I announced in my last post that I am going to be posting excerpts from my new book, Vegetarian to Vegan, here on the blog. I have received feedback from publishers who want to represent me that people do not want to see disturbing photos from factory farms, and they recommend I take the animal section out, or dramatically reduce it and make it less horrifying – certainly no disturbing photos!
However, I have turned down these offers, because I strongly disagree. Many vegetarians are truly looking for the motivation to finally give up dairy and eggs, and most people I know who went vegan rather effortlessly did so because of some disturbing statistic, story, quote, photo or video.
I did an incredible amount of research for this book (most of the animal section information came from veterinarian journals) to uncover details that are specific to dairy cows and egg-laying hens that I have never seen discussed in any other vegan book before (Perhaps the other authors’ publishers convinced them to take it all out?) I really believe that it this new and detailed information that will finally convince many vegetarians to finally give up dairy and eggs.
Therefore, while I agree that no one wants to be confronted with disturbing information, I believe that it’s necessary for people to see the reality if they really want to be motivated, and thus, it’s very important to keep this section in the book and not soften it up or take out photos.
Vegetarian to Vegan will cover many topics you may not have heard that dairy cows and laying hens suffer from – everything from bovine leukemia virus to cage layer osteoporosis. Here is an excerpt about mastitis, a very common condition that dairy cows suffer from greatly. I had heard about mastitis before, but didn’t understand how it occurred or how prevalent it was. See if you learn something new too… and let me know if you think I should leave it in the manuscript or take it out!
Dairy cows on a factory farm are not milked by hand, as in years past. Instead, they are hooked up to automated milking machines several times a day, and the machines squeeze milk out of the cows’ teats. This mechanized process can cause many problems, including cuts, injuries, electric shock and infection. The most common condition that arises from mechanized milking machines is an infection of the udders called mastitis. Mastitis is a potentially fatal infection of the mammary glands that can be incredibly painful, and is a major cause of early slaughter.

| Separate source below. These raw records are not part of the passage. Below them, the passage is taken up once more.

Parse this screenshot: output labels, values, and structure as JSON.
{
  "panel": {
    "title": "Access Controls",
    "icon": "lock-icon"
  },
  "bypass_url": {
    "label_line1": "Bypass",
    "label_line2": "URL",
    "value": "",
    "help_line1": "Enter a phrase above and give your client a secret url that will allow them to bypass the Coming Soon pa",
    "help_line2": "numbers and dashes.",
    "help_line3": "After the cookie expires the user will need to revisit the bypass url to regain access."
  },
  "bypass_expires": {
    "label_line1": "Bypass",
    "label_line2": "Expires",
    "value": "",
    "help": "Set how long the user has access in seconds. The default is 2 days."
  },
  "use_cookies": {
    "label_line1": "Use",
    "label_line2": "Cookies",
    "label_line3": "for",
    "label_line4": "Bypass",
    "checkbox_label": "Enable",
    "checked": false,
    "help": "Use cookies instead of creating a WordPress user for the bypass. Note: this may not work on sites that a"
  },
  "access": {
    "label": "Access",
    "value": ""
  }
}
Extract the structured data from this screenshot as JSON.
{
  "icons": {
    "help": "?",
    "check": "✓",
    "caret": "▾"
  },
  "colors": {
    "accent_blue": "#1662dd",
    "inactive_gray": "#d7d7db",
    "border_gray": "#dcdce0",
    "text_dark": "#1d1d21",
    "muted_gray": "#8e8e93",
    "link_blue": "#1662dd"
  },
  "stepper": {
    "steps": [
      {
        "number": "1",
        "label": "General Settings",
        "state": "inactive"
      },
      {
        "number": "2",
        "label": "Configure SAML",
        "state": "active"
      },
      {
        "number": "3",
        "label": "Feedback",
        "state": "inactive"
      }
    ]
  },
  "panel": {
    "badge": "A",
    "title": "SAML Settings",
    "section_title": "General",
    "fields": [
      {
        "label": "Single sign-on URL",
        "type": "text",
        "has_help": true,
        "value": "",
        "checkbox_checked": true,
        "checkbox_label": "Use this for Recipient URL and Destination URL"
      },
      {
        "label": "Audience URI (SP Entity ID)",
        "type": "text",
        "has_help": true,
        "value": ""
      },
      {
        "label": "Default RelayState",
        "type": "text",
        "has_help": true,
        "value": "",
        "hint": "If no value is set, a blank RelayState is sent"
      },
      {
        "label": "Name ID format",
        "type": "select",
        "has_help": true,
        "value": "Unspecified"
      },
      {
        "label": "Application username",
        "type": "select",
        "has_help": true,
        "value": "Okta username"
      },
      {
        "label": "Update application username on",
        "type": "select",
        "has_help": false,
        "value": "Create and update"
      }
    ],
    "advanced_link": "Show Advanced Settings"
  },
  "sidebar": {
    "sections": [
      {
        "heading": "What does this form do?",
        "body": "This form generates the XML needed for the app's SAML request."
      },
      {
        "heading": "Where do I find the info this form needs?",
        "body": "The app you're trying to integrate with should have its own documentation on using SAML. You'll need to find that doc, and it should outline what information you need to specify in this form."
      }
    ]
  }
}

Cows have two natural defense mechanisms to help them avoid mastitis: The first way that cows ward off mastitis is through sphincter muscles in the teat that close when the cow is not being milked. These muscles close off the teat so that bacteria cannot make their way up into the mammary glands. The second way that cows naturally ward off mastitis is through the lining of the teat canal, which helps to protect the teat canal and keep bacteria from moving up it.
However, today’s mass-milking procedures degrade a cow’s teats by applying excess vacuum pressure to them, which results in calloused and distended teats. Scar tissue forms in the teat canal, which can make it difficult for milk to pass through the teat, causing milk to flow very slowly or not at all. These machines also degrade the sphincter muscles in the teats and damage the protective lining, making it easier for bacteria to move up the teats into the mammary glands. When bacteria infect mammary glands, this is the painful condition called mastitis.

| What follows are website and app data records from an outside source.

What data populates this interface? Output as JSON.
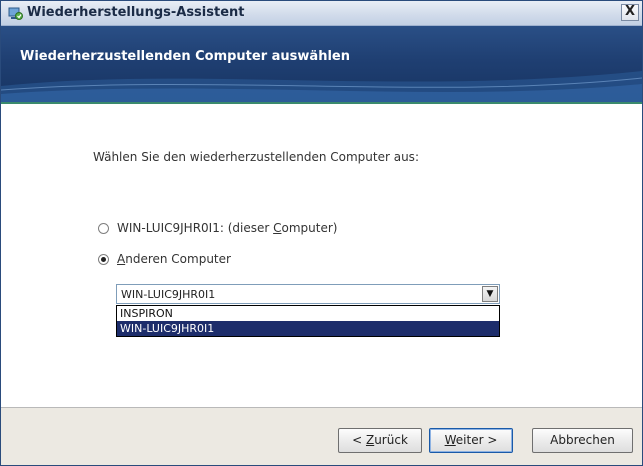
{
  "window": {
    "title": "Wiederherstellungs-Assistent",
    "close_label": "X"
  },
  "banner": {
    "title": "Wiederherzustellenden Computer auswählen"
  },
  "content": {
    "instruction": "Wählen Sie den wiederherzustellenden Computer aus:",
    "radio_this": {
      "prefix": "WIN-LUIC9JHR0I1: (dieser ",
      "underlined": "C",
      "suffix": "omputer)",
      "checked": false
    },
    "radio_other": {
      "underlined": "A",
      "suffix": "nderen Computer",
      "checked": true
    },
    "combo": {
      "value": "WIN-LUIC9JHR0I1",
      "arrow": "▼"
    },
    "options": [
      {
        "label": "INSPIRON",
        "selected": false
      },
      {
        "label": "WIN-LUIC9JHR0I1",
        "selected": true
      }
    ]
  },
  "footer": {
    "back": {
      "prefix": "< ",
      "underlined": "Z",
      "suffix": "urück"
    },
    "next": {
      "underlined": "W",
      "suffix": "eiter >"
    },
    "cancel": {
      "label": "Abbrechen"
    }
  },
  "colors": {
    "banner": "#1f3f72",
    "accent_line": "#3a8a6d",
    "selection": "#1d2d6b"
  }
}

Mastitis is a persistent, recurring problem that causes pus to appear in the cow’s milk. While cows can be given antibiotics to treat the condition, their milk is not sellable until nearly all traces of the antibiotic are gone. Therefore, because high levels of both pus and drug residues are not acceptable in the final milk product, mastitis is a common reason that cows are sent to the slaughterhouse. The USDA estimates that approximately 43% of all factory farm dairy cows suffer from mastitis.